The Palm Springs Air Museum of Palm Springs, California has been offered a Republic F-105 Thunderchief by the US Air Force. All that is required is the money to ship the Vietnam War-era bomber/fighter plane from Lackland Air Force Base in Texas Oh, and there’s a deadline.
The military periodically purges surplus aircraft, most often for scrap, but some (too few in our opinion) are saved from the shredder for accredited museums to take possession of to preserve our history.
Though originally designed as a high speed, low-altitude nuclear bomber, the F-105 could carry up to 14,000 pounds of bombs. Best known for it’s use in the Vietnam War, the Thunderchief flew over 20,000 sorties in the conflict, with 382 aircraft out of the total 833 that were ever produced lost over the course of the war.

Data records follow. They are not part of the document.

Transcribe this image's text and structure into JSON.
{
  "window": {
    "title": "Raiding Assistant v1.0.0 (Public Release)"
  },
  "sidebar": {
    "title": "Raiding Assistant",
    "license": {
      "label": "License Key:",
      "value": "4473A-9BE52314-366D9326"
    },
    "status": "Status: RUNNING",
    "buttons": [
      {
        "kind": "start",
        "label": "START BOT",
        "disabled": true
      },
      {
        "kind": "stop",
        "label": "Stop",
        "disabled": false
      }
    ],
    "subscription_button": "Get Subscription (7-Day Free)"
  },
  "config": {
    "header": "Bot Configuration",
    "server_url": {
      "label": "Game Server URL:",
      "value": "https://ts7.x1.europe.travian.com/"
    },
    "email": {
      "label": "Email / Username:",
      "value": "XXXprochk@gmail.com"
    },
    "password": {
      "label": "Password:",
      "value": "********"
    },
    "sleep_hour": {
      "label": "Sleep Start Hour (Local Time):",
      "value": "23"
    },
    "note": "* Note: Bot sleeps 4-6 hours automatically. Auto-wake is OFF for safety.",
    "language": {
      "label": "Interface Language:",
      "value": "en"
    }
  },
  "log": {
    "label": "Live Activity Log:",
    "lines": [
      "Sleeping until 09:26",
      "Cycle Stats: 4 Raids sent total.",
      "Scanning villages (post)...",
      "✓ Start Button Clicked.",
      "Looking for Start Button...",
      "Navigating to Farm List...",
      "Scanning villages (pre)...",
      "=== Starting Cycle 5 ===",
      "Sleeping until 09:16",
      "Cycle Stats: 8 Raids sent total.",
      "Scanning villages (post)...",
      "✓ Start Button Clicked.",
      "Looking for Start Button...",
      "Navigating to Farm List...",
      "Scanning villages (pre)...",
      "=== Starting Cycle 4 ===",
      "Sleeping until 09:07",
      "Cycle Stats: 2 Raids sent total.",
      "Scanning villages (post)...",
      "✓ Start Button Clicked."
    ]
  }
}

The Thunderchief was the largest single-seat, single-engine combat aircraft in history, weighing approximately 50,000 pounds when fueled and loaded with munitions and was capable of Mach 2 at altitude and could exceed Mach 1 at sea level. The plane was replaced in combat duties in Vietnam by the McDonnell Douglas F-4 Phantom II and the General Dynamics F-111 Aardvark, but Wild Weasel variants served out the entire war. The remainder were placed with the United States’ Air Force Reserve and Air National Guard units, with the last of the F-105s being retired from service in 1983.
The Palm Springs Air Museum, which initially began with World War II aircraft has expanded to include more and more Korean War and Vietnam war aircraft, and the response from visitors has been enthusiastic. The museum’s managing director, Fred Bell says that the museum has to raise $10,000 to fund shipping this iconic warbird to its new home in the desert, though they have to raise it by an August deadline.
It’s not a lot of money in the grand scheme of things, particularly for an established museum, but every little bit helps, so if you’d like to contribute towards this worthy (and likely tax-deductible) cause, be sure to click through this link to the museums’s donation page.